## Data records
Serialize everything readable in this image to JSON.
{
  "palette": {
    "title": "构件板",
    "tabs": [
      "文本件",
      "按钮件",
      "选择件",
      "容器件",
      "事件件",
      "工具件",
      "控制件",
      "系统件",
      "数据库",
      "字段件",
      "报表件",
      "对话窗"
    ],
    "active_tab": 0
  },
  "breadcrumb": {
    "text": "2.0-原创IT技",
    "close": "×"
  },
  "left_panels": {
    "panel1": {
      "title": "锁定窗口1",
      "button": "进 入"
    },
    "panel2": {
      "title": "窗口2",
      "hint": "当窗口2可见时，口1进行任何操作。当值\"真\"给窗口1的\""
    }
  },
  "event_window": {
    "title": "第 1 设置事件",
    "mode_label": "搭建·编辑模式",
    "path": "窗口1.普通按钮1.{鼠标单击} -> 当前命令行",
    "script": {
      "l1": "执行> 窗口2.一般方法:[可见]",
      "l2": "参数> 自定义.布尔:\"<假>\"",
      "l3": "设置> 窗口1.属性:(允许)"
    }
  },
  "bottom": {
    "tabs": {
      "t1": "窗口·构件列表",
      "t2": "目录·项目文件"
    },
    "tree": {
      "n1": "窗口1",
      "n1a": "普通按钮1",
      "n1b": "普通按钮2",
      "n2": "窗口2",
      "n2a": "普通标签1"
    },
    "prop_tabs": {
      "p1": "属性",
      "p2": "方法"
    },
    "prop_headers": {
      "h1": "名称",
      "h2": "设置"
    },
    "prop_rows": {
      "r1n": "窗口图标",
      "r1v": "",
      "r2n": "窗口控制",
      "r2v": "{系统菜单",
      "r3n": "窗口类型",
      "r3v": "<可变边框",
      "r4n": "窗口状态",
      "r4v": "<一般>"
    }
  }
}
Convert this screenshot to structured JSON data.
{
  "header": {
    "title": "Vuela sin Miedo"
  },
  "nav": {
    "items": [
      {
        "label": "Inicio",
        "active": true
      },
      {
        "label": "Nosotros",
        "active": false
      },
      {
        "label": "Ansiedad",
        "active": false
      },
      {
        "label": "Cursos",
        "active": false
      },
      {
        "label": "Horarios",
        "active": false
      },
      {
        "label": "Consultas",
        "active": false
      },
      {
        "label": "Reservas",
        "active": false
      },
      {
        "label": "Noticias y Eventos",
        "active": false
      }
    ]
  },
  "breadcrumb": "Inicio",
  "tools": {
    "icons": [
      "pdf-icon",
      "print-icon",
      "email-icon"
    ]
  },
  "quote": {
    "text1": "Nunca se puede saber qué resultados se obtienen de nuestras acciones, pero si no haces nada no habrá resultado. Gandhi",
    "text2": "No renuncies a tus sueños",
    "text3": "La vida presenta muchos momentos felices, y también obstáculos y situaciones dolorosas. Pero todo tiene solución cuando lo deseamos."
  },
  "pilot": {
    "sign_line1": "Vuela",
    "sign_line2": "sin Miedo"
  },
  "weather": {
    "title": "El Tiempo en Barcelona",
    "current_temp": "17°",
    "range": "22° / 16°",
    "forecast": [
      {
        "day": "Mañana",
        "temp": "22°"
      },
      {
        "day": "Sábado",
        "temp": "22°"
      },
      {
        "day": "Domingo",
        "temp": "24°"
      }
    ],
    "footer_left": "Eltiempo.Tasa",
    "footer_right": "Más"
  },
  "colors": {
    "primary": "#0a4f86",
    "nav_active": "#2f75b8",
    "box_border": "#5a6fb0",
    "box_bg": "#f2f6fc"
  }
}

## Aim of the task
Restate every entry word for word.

## Exercise answer
Serialize everything readable in this image to JSON.
{
  "palette": {
    "title": "构件板",
    "tabs": [
      "文本件",
      "按钮件",
      "选择件",
      "容器件",
      "事件件",
      "工具件",
      "控制件",
      "系统件",
      "数据库",
      "字段件",
      "报表件",
      "对话窗"
    ],
    "active_tab": 0
  },
  "breadcrumb": {
    "text": "2.0-原创IT技",
    "close": "×"
  },
  "left_panels": {
    "panel1": {
      "title": "锁定窗口1",
      "button": "进 入"
    },
    "panel2": {
      "title": "窗口2",
      "hint": "当窗口2可见时，口1进行任何操作。当值\"真\"给窗口1的\""
    }
  },
  "event_window": {
    "title": "第 1 设置事件",
    "mode_label": "搭建·编辑模式",
    "path": "窗口1.普通按钮1.{鼠标单击} -> 当前命令行",
    "script": {
      "l1": "执行> 窗口2.一般方法:[可见]",
      "l2": "参数> 自定义.布尔:\"<假>\"",
      "l3": "设置> 窗口1.属性:(允许)"
    }
  },
  "bottom": {
    "tabs": {
      "t1": "窗口·构件列表",
      "t2": "目录·项目文件"
    },
    "tree": {
      "n1": "窗口1",
      "n1a": "普通按钮1",
      "n1b": "普通按钮2",
      "n2": "窗口2",
      "n2a": "普通标签1"
    },
    "prop_tabs": {
      "p1": "属性",
      "p2": "方法"
    },
    "prop_headers": {
      "h1": "名称",
      "h2": "设置"
    },
    "prop_rows": {
      "r1n": "窗口图标",
      "r1v": "",
      "r2n": "窗口控制",
      "r2v": "{系统菜单",
      "r3n": "窗口类型",
      "r3v": "<可变边框",
      "r4n": "窗口状态",
      "r4v": "<一般>"
    }
  }
}
Convert this screenshot to structured JSON data.
{
  "header": {
    "title": "Vuela sin Miedo"
  },
  "nav": {
    "items": [
      {
        "label": "Inicio",
        "active": true
      },
      {
        "label": "Nosotros",
        "active": false
      },
      {
        "label": "Ansiedad",
        "active": false
      },
      {
        "label": "Cursos",
        "active": false
      },
      {
        "label": "Horarios",
        "active": false
      },
      {
        "label": "Consultas",
        "active": false
      },
      {
        "label": "Reservas",
        "active": false
      },
      {
        "label": "Noticias y Eventos",
        "active": false
      }
    ]
  },
  "breadcrumb": "Inicio",
  "tools": {
    "icons": [
      "pdf-icon",
      "print-icon",
      "email-icon"
    ]
  },
  "quote": {
    "text1": "Nunca se puede saber qué resultados se obtienen de nuestras acciones, pero si no haces nada no habrá resultado. Gandhi",
    "text2": "No renuncies a tus sueños",
    "text3": "La vida presenta muchos momentos felices, y también obstáculos y situaciones dolorosas. Pero todo tiene solución cuando lo deseamos."
  },
  "pilot": {
    "sign_line1": "Vuela",
    "sign_line2": "sin Miedo"
  },
  "weather": {
    "title": "El Tiempo en Barcelona",
    "current_temp": "17°",
    "range": "22° / 16°",
    "forecast": [
      {
        "day": "Mañana",
        "temp": "22°"
      },
      {
        "day": "Sábado",
        "temp": "22°"
      },
      {
        "day": "Domingo",
        "temp": "24°"
      }
    ],
    "footer_left": "Eltiempo.Tasa",
    "footer_right": "Más"
  },
  "colors": {
    "primary": "#0a4f86",
    "nav_active": "#2f75b8",
    "box_border": "#5a6fb0",
    "box_bg": "#f2f6fc"
  }
}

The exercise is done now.